_Assignment_: Search the entries below for "Permohonan", and copy each line where it appears.

_Material for this task_:

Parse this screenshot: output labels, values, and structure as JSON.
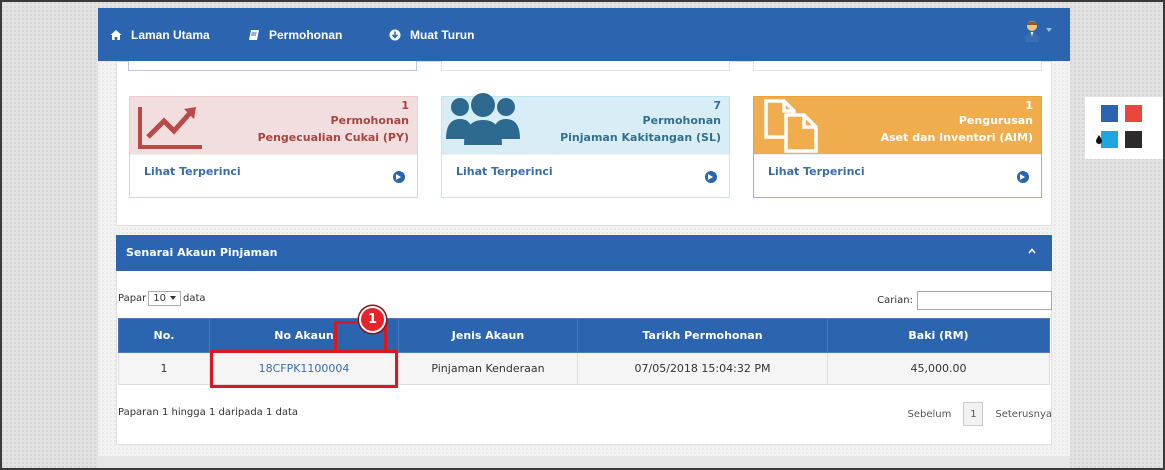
{
  "nav": {
    "home_label": "Laman Utama",
    "applications_label": "Permohonan",
    "download_label": "Muat Turun"
  },
  "cards": [
    {
      "count": "1",
      "line1": "Permohonan",
      "line2": "Pengecualian Cukai (PY)",
      "link": "Lihat Terperinci",
      "icon": "chart-trend-icon"
    },
    {
      "count": "7",
      "line1": "Permohonan",
      "line2": "Pinjaman Kakitangan (SL)",
      "link": "Lihat Terperinci",
      "icon": "users-group-icon"
    },
    {
      "count": "1",
      "line1": "Pengurusan",
      "line2": "Aset dan Inventori (AIM)",
      "link": "Lihat Terperinci",
      "icon": "copy-documents-icon"
    }
  ],
  "theme_colors": [
    "#2b65b0",
    "#e8473c",
    "#1ea6e0",
    "#2b2b2b"
  ],
  "loan_panel": {
    "title": "Senarai Akaun Pinjaman",
    "length_prefix": "Papar",
    "length_value": "10",
    "length_suffix": "data",
    "search_label": "Carian:",
    "search_value": "",
    "columns": [
      "No.",
      "No Akaun",
      "Jenis Akaun",
      "Tarikh Permohonan",
      "Baki (RM)"
    ],
    "rows": [
      {
        "no": "1",
        "account": "18CFPK1100004",
        "type": "Pinjaman Kenderaan",
        "date": "07/05/2018 15:04:32 PM",
        "balance": "45,000.00"
      }
    ],
    "info": "Paparan 1 hingga 1 daripada 1 data",
    "prev_label": "Sebelum",
    "page": "1",
    "next_label": "Seterusnya"
  },
  "annotation": {
    "step": "1"
  }
}
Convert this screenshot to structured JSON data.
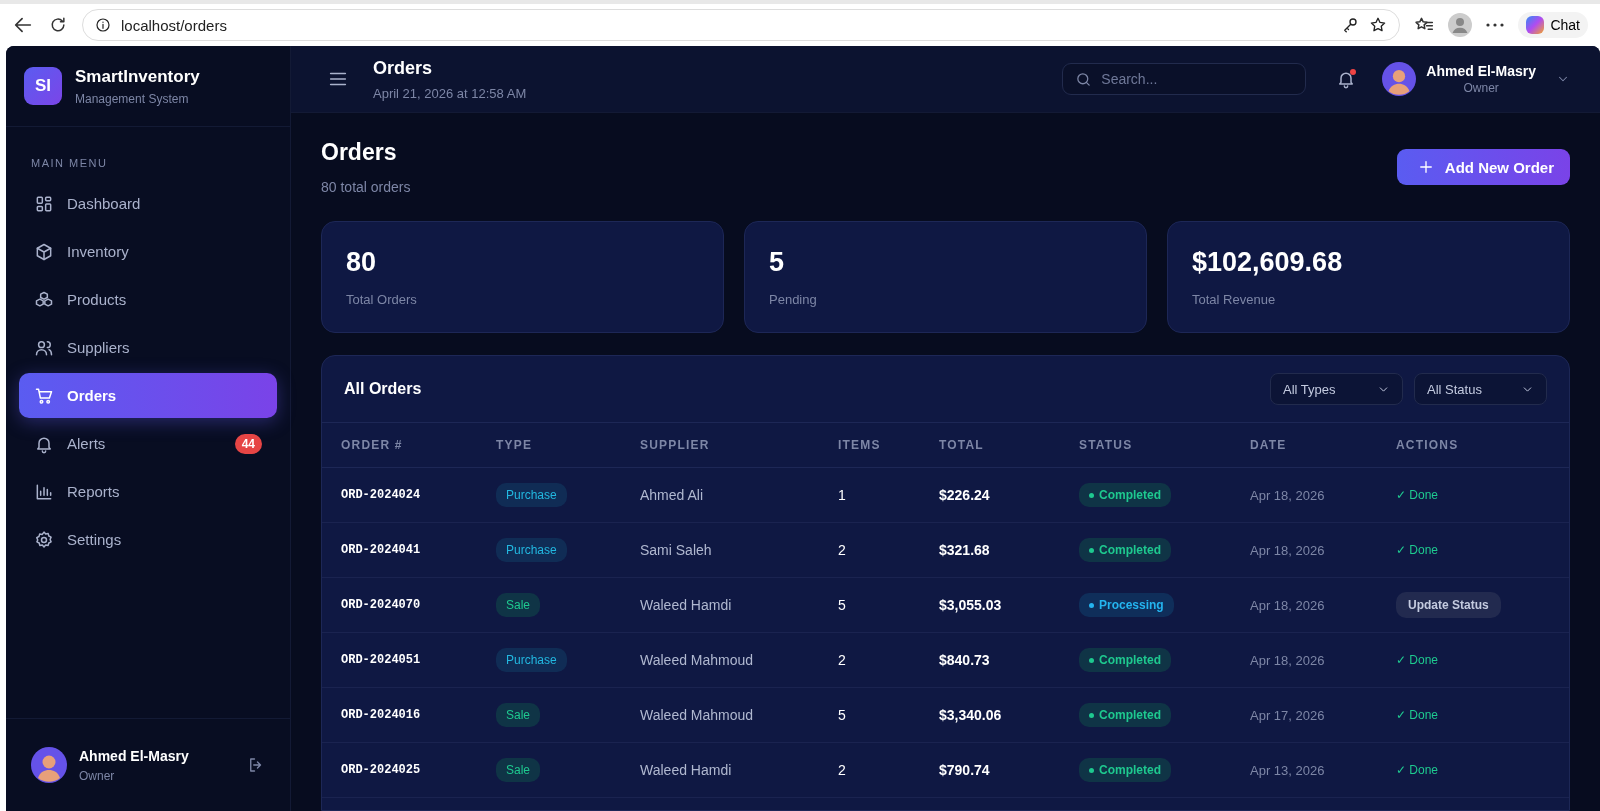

_Response for this exercise_:
    "applications_label": "Permohonan",
      "line1": "Permohonan",
      "line1": "Permohonan",
      "Tarikh Permohonan",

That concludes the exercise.